▸ **RECORDS SUPPLIED**:
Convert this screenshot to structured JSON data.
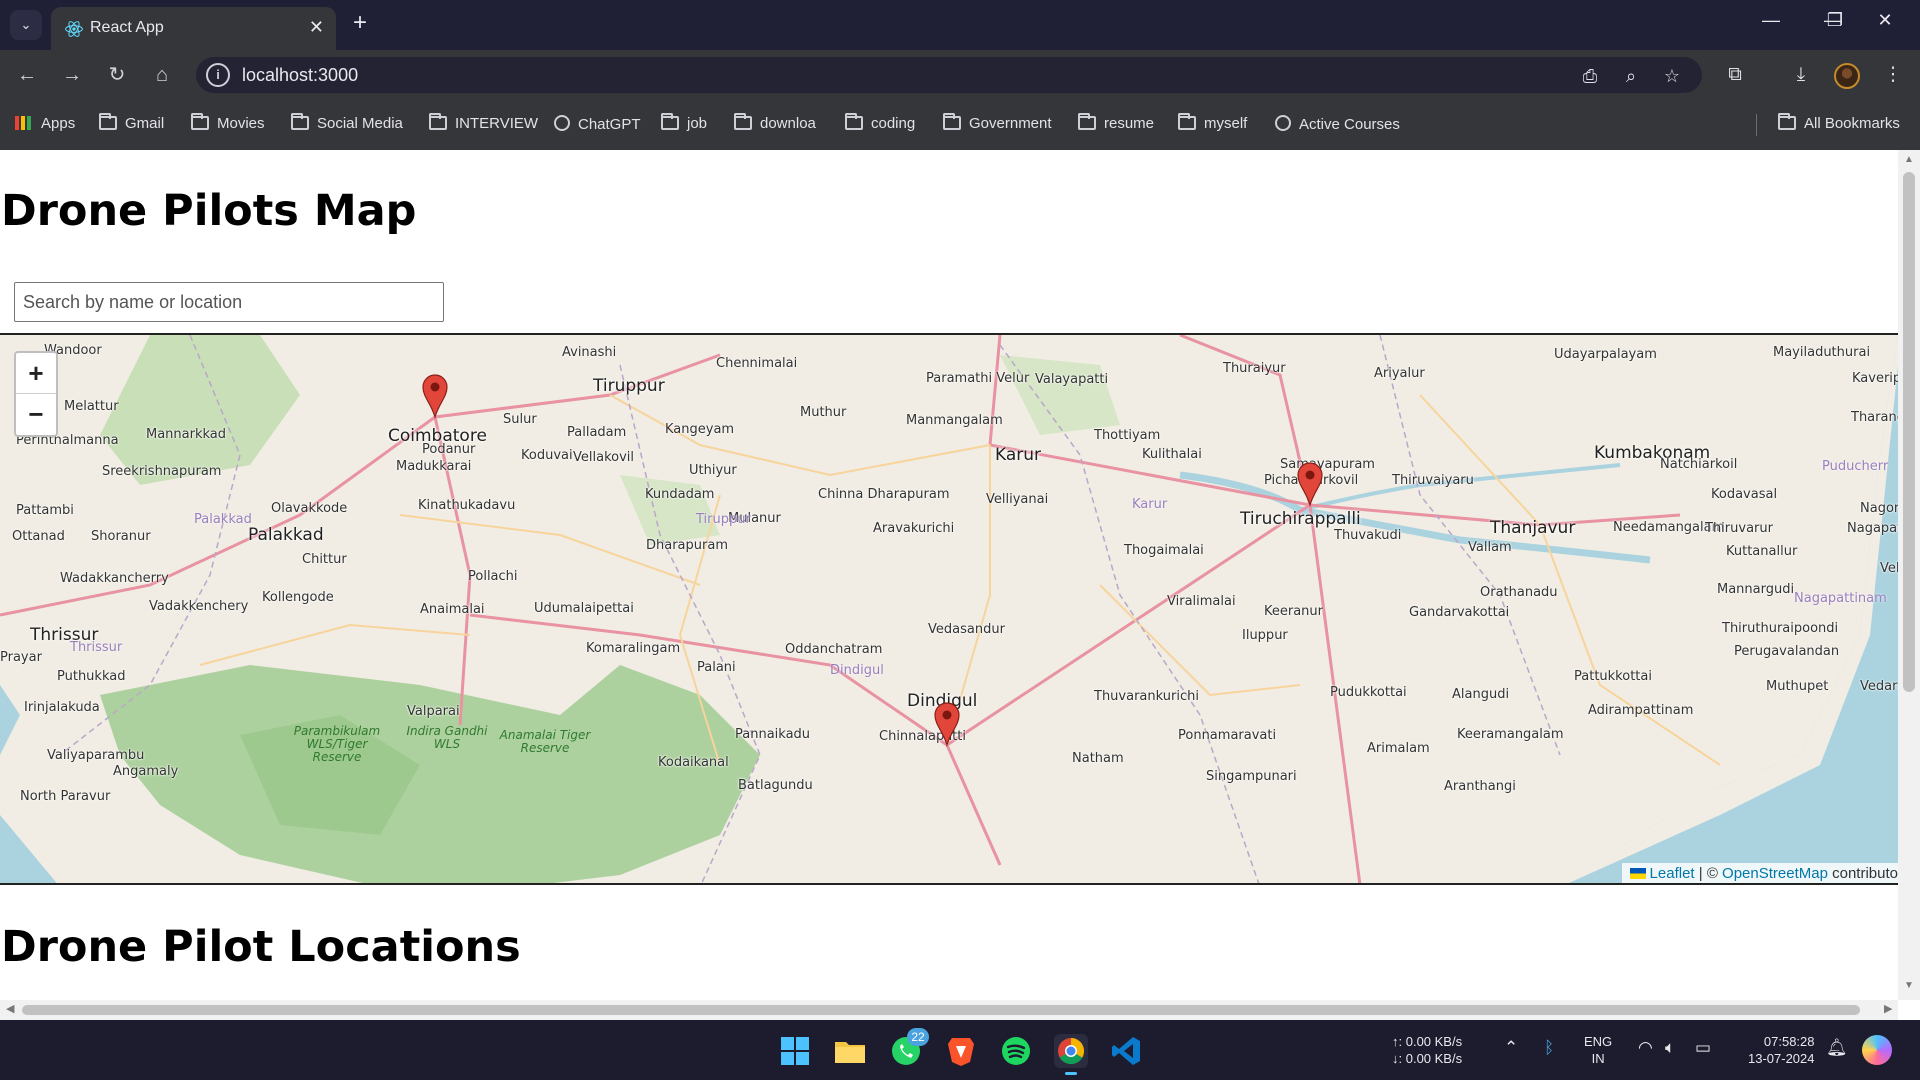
{
  "browser": {
    "tab_title": "React App",
    "url": "localhost:3000",
    "bookmarks": [
      "Apps",
      "Gmail",
      "Movies",
      "Social Media",
      "INTERVIEW",
      "ChatGPT",
      "job",
      "downloa",
      "coding",
      "Government",
      "resume",
      "myself",
      "Active Courses"
    ],
    "all_bookmarks": "All Bookmarks"
  },
  "page": {
    "title": "Drone Pilots Map",
    "search_placeholder": "Search by name or location",
    "section_title": "Drone Pilot Locations"
  },
  "map": {
    "zoom_in": "+",
    "zoom_out": "−",
    "attribution": {
      "leaflet": "Leaflet",
      "sep": " | © ",
      "osm": "OpenStreetMap",
      "suffix": " contributo"
    },
    "markers": [
      "Coimbatore",
      "Tiruchirappalli",
      "Dindigul"
    ],
    "place_labels": {
      "major": [
        "Tiruppur",
        "Coimbatore",
        "Karur",
        "Tiruchirappalli",
        "Thanjavur",
        "Kumbakonam",
        "Palakkad",
        "Thrissur",
        "Dindigul"
      ],
      "minor": [
        "Wandoor",
        "Avinashi",
        "Chennimalai",
        "Paramathi Velur",
        "Valayapatti",
        "Thuraiyur",
        "Ariyalur",
        "Udayarpalayam",
        "Mayiladuthurai",
        "Kaverippa",
        "Melattur",
        "Sulur",
        "Palladam",
        "Kangeyam",
        "Muthur",
        "Manmangalam",
        "Thottiyam",
        "Kulithalai",
        "Samayapuram",
        "Pichandarkovil",
        "Thiruvaiyaru",
        "Natchiarkoil",
        "Tharangai",
        "Perinthalmanna",
        "Mannarkkad",
        "Podanur",
        "Madukkarai",
        "Koduvai",
        "Vellakovil",
        "Uthiyur",
        "Sreekrishnapuram",
        "Kinathukadavu",
        "Kundadam",
        "Chinna Dharapuram",
        "Velliyanai",
        "Kodavasal",
        "Nagore",
        "Pattambi",
        "Olavakkode",
        "Mulanur",
        "Aravakurichi",
        "Thuvakudi",
        "Needamangalam",
        "Thiruvarur",
        "Nagapatti",
        "Ottanad",
        "Shoranur",
        "Dharapuram",
        "Thogaimalai",
        "Vallam",
        "Kuttanallur",
        "Chittur",
        "Velanka",
        "Wadakkancherry",
        "Pollachi",
        "Mannargudi",
        "Kollengode",
        "Orathanadu",
        "Vadakkenchery",
        "Anaimalai",
        "Udumalaipettai",
        "Viralimalai",
        "Keeranur",
        "Gandarvakottai",
        "Vedasandur",
        "Iluppur",
        "Thiruthuraipoondi",
        "Komaralingam",
        "Oddanchatram",
        "Perugavalandan",
        "Puthukkad",
        "Palani",
        "Pattukkottai",
        "Valparai",
        "Thuvarankurichi",
        "Pudukkottai",
        "Alangudi",
        "Muthupet",
        "Irinjalakuda",
        "Adirampattinam",
        "Vedaran",
        "Pannaikadu",
        "Chinnalapatti",
        "Ponnamaravati",
        "Keeramangalam",
        "Valiyaparambu",
        "Kodaikanal",
        "Arimalam",
        "Angamaly",
        "Natham",
        "Singampunari",
        "North Paravur",
        "Batlagundu",
        "Aranthangi",
        "Prayar"
      ],
      "park": [
        "Parambikulam WLS/Tiger Reserve",
        "Indira Gandhi WLS",
        "Anamalai Tiger Reserve"
      ],
      "district": [
        "Palakkad",
        "Tiruppur",
        "Karur",
        "Thrissur",
        "Dindigul",
        "Puducherr",
        "Nagapattinam"
      ]
    }
  },
  "taskbar": {
    "whatsapp_badge": "22",
    "net_up": "↑: 0.00 KB/s",
    "net_down": "↓: 0.00 KB/s",
    "lang": "ENG",
    "region": "IN",
    "time": "07:58:28",
    "date": "13-07-2024"
  },
  "colors": {
    "chrome_bg": "#35363a",
    "titlebar_bg": "#1f1f35",
    "marker": "#e2463a",
    "link": "#0078a8"
  }
}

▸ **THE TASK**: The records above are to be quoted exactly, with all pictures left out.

▸ **RESULT OF THIS TASK**:
Convert this screenshot to structured JSON data.
{
  "browser": {
    "tab_title": "React App",
    "url": "localhost:3000",
    "bookmarks": [
      "Apps",
      "Gmail",
      "Movies",
      "Social Media",
      "INTERVIEW",
      "ChatGPT",
      "job",
      "downloa",
      "coding",
      "Government",
      "resume",
      "myself",
      "Active Courses"
    ],
    "all_bookmarks": "All Bookmarks"
  },
  "page": {
    "title": "Drone Pilots Map",
    "search_placeholder": "Search by name or location",
    "section_title": "Drone Pilot Locations"
  },
  "map": {
    "zoom_in": "+",
    "zoom_out": "−",
    "attribution": {
      "leaflet": "Leaflet",
      "sep": " | © ",
      "osm": "OpenStreetMap",
      "suffix": " contributo"
    },
    "markers": [
      "Coimbatore",
      "Tiruchirappalli",
      "Dindigul"
    ],
    "place_labels": {
      "major": [
        "Tiruppur",
        "Coimbatore",
        "Karur",
        "Tiruchirappalli",
        "Thanjavur",
        "Kumbakonam",
        "Palakkad",
        "Thrissur",
        "Dindigul"
      ],
      "minor": [
        "Wandoor",
        "Avinashi",
        "Chennimalai",
        "Paramathi Velur",
        "Valayapatti",
        "Thuraiyur",
        "Ariyalur",
        "Udayarpalayam",
        "Mayiladuthurai",
        "Kaverippa",
        "Melattur",
        "Sulur",
        "Palladam",
        "Kangeyam",
        "Muthur",
        "Manmangalam",
        "Thottiyam",
        "Kulithalai",
        "Samayapuram",
        "Pichandarkovil",
        "Thiruvaiyaru",
        "Natchiarkoil",
        "Tharangai",
        "Perinthalmanna",
        "Mannarkkad",
        "Podanur",
        "Madukkarai",
        "Koduvai",
        "Vellakovil",
        "Uthiyur",
        "Sreekrishnapuram",
        "Kinathukadavu",
        "Kundadam",
        "Chinna Dharapuram",
        "Velliyanai",
        "Kodavasal",
        "Nagore",
        "Pattambi",
        "Olavakkode",
        "Mulanur",
        "Aravakurichi",
        "Thuvakudi",
        "Needamangalam",
        "Thiruvarur",
        "Nagapatti",
        "Ottanad",
        "Shoranur",
        "Dharapuram",
        "Thogaimalai",
        "Vallam",
        "Kuttanallur",
        "Chittur",
        "Velanka",
        "Wadakkancherry",
        "Pollachi",
        "Mannargudi",
        "Kollengode",
        "Orathanadu",
        "Vadakkenchery",
        "Anaimalai",
        "Udumalaipettai",
        "Viralimalai",
        "Keeranur",
        "Gandarvakottai",
        "Vedasandur",
        "Iluppur",
        "Thiruthuraipoondi",
        "Komaralingam",
        "Oddanchatram",
        "Perugavalandan",
        "Puthukkad",
        "Palani",
        "Pattukkottai",
        "Valparai",
        "Thuvarankurichi",
        "Pudukkottai",
        "Alangudi",
        "Muthupet",
        "Irinjalakuda",
        "Adirampattinam",
        "Vedaran",
        "Pannaikadu",
        "Chinnalapatti",
        "Ponnamaravati",
        "Keeramangalam",
        "Valiyaparambu",
        "Kodaikanal",
        "Arimalam",
        "Angamaly",
        "Natham",
        "Singampunari",
        "North Paravur",
        "Batlagundu",
        "Aranthangi",
        "Prayar"
      ],
      "park": [
        "Parambikulam WLS/Tiger Reserve",
        "Indira Gandhi WLS",
        "Anamalai Tiger Reserve"
      ],
      "district": [
        "Palakkad",
        "Tiruppur",
        "Karur",
        "Thrissur",
        "Dindigul",
        "Puducherr",
        "Nagapattinam"
      ]
    }
  },
  "taskbar": {
    "whatsapp_badge": "22",
    "net_up": "↑: 0.00 KB/s",
    "net_down": "↓: 0.00 KB/s",
    "lang": "ENG",
    "region": "IN",
    "time": "07:58:28",
    "date": "13-07-2024"
  },
  "colors": {
    "chrome_bg": "#35363a",
    "titlebar_bg": "#1f1f35",
    "marker": "#e2463a",
    "link": "#0078a8"
  }
}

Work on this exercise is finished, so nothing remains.